Used Car Buying Tips - the road test

Looking at technical used car buying tips, my suggestion is to perform a good road test. It's essential for selecting a vehicle that you'll be happy with. It's a relatively long list, so I'll try to be concise with the elements. Use these tips to help you spot potential trouble.

Try to start with a cold engine, not one that has been running and warmed up. Leave the radio off, and don't converse with others while performing the test drive. You need all of your attention on what you're hearing and feeling.

Also, try to complete this checklist in the order presented, and use common sense and care when operating someone else's vehicle. If you take good care, they won't mind you putting it through the paces.



One last note, this road test checklist of used car buying tips assumes you're driving an automatic transmission vehicle.

___Test start the engine (repeatedly) and listen for irregularities.

___Open the hood and listen for unusual noises.

___With your foot on the brake, slowly shift through the gears, including reverse (a couple of times) and listen for unusual sounds.
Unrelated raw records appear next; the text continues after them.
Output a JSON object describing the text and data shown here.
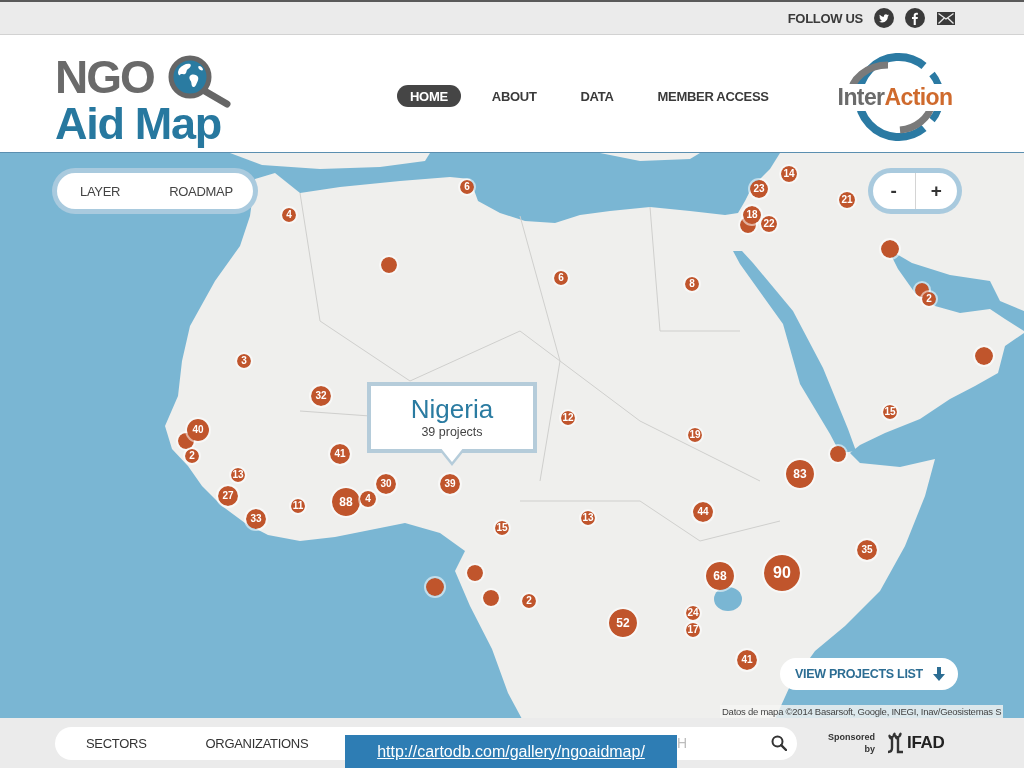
{
  "top_bar": {
    "follow_label": "FOLLOW US"
  },
  "header": {
    "logo": {
      "line_1": "NGO",
      "line_2": "Aid Map"
    },
    "nav": [
      {
        "label": "HOME",
        "selected": true
      },
      {
        "label": "ABOUT",
        "selected": false
      },
      {
        "label": "DATA",
        "selected": false
      },
      {
        "label": "MEMBER ACCESS",
        "selected": false
      }
    ],
    "partner_logo": {
      "text_parts": [
        "Inter",
        "Action"
      ]
    }
  },
  "map": {
    "layer_control": {
      "label": "LAYER",
      "value": "ROADMAP"
    },
    "zoom_controls": [
      "-",
      "+"
    ],
    "markers": [
      {
        "kind": "cluster",
        "count": "14"
      },
      {
        "kind": "cluster",
        "count": "6"
      },
      {
        "kind": "cluster",
        "count": "23"
      },
      {
        "kind": "cluster",
        "count": "21"
      },
      {
        "kind": "cluster",
        "count": "4"
      },
      {
        "kind": "dot"
      },
      {
        "kind": "cluster",
        "count": "18"
      },
      {
        "kind": "cluster",
        "count": "22"
      },
      {
        "kind": "dot"
      },
      {
        "kind": "dot"
      },
      {
        "kind": "cluster",
        "count": "6"
      },
      {
        "kind": "cluster",
        "count": "8"
      },
      {
        "kind": "dot"
      },
      {
        "kind": "cluster",
        "count": "2"
      },
      {
        "kind": "dot"
      },
      {
        "kind": "cluster",
        "count": "3"
      },
      {
        "kind": "cluster",
        "count": "32"
      },
      {
        "kind": "cluster",
        "count": "15"
      },
      {
        "kind": "cluster",
        "count": "12"
      },
      {
        "kind": "dot"
      },
      {
        "kind": "cluster",
        "count": "40"
      },
      {
        "kind": "cluster",
        "count": "19"
      },
      {
        "kind": "cluster",
        "count": "41"
      },
      {
        "kind": "dot"
      },
      {
        "kind": "cluster",
        "count": "2"
      },
      {
        "kind": "cluster",
        "count": "83"
      },
      {
        "kind": "cluster",
        "count": "13"
      },
      {
        "kind": "cluster",
        "count": "30"
      },
      {
        "kind": "cluster",
        "count": "39"
      },
      {
        "kind": "cluster",
        "count": "27"
      },
      {
        "kind": "cluster",
        "count": "88"
      },
      {
        "kind": "cluster",
        "count": "4"
      },
      {
        "kind": "cluster",
        "count": "11"
      },
      {
        "kind": "cluster",
        "count": "44"
      },
      {
        "kind": "cluster",
        "count": "13"
      },
      {
        "kind": "cluster",
        "count": "33"
      },
      {
        "kind": "cluster",
        "count": "15"
      },
      {
        "kind": "cluster",
        "count": "35"
      },
      {
        "kind": "cluster",
        "count": "90"
      },
      {
        "kind": "dot"
      },
      {
        "kind": "cluster",
        "count": "68"
      },
      {
        "kind": "dot"
      },
      {
        "kind": "dot"
      },
      {
        "kind": "cluster",
        "count": "2"
      },
      {
        "kind": "cluster",
        "count": "24"
      },
      {
        "kind": "cluster",
        "count": "52"
      },
      {
        "kind": "cluster",
        "count": "17"
      },
      {
        "kind": "cluster",
        "count": "41"
      }
    ],
    "popup": {
      "title": "Nigeria",
      "subtitle": "39 projects"
    },
    "projects_button": "VIEW PROJECTS LIST",
    "attribution": "Datos de mapa ©2014 Basarsoft, Google, INEGI, Inav/Geosistemas S"
  },
  "filter_bar": {
    "tabs": [
      "SECTORS",
      "ORGANIZATIONS"
    ],
    "search": {
      "placeholder": "H"
    },
    "sponsor_label": "Sponsored by",
    "sponsor_name": "IFAD"
  },
  "caption": {
    "url": "http://cartodb.com/gallery/ngoaidmap/"
  }
}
___During the test drive, let the car idle slowly along (in a large parking lot) while you make radical left and right turns. Listen for unusual sounds.

___Drive straight on a flat road (without wind) and release the wheel momentarily to check for drift.

___Release the wheel and apply the brakes. Does the car grab or pull to one side?

___Apply the brakes at various speeds to check for "flutter" on the brake pedal.

___A various speeds, concentrate on what you feel. Vibration in the steering wheel is a problem in the front end. Vibration in the seat of your pants is a problem with the rear end of the vehicle. General vibration could be tire balance.

___From a stop, accelerate aggressively and listen for the transmission to change from one gear to the next. Do the same with a gradual acceleration.

___Coast to a stop and listen for the transmission to downshift.

___Listen to the engine while running along at a steady speed to check for rough running or missing.

___Drive close to a wall or solid fence with the window on the wall/fence side rolled down. Listen to sounds from the operating vehicle that bounce off the wall/fence and come back into the passenger compartment.

___After the test drive, leave the engine running and rub your hands in the exhaust to detect excessive moisture from a coolant leak inside the engine.

___Shut off the engine and open the hood to look and smell for leaks.

That wraps up my checklist for a test drive. In my book, the test drive oriented used car buying tips contained in this checklist are most important in terms of assessing the potential for trouble.



Done with Used Car Buying Tips, take me back to Buying Used Cars

There certainly is a broad scope of topics here at Frugal Living Freedom. When you think about it, money permeates so very many activities in our lives, therefore, being frugal encompasses a wide range of interests, from being employed to taking a vacation, and just about everything in between. Enjoy the variety, pick up some new ideas, and start making frugality a part of your signature.



I'm a big proponent of being debt-free, and I mean entirely debt-free - no mortgage payment. It's not essential for financial freedom, but you'll love the feeling once you get there. If you didn't have a rent or mortgage payment, how much more could you do for yourself with your current level of income? I suspect plenty.











If you ever hope to see an abundance of wealth, you need to plug the hole in your boat. The wealthy don't necessarily make lots of money, instead, they know how to hang onto what they make, and make it work for them.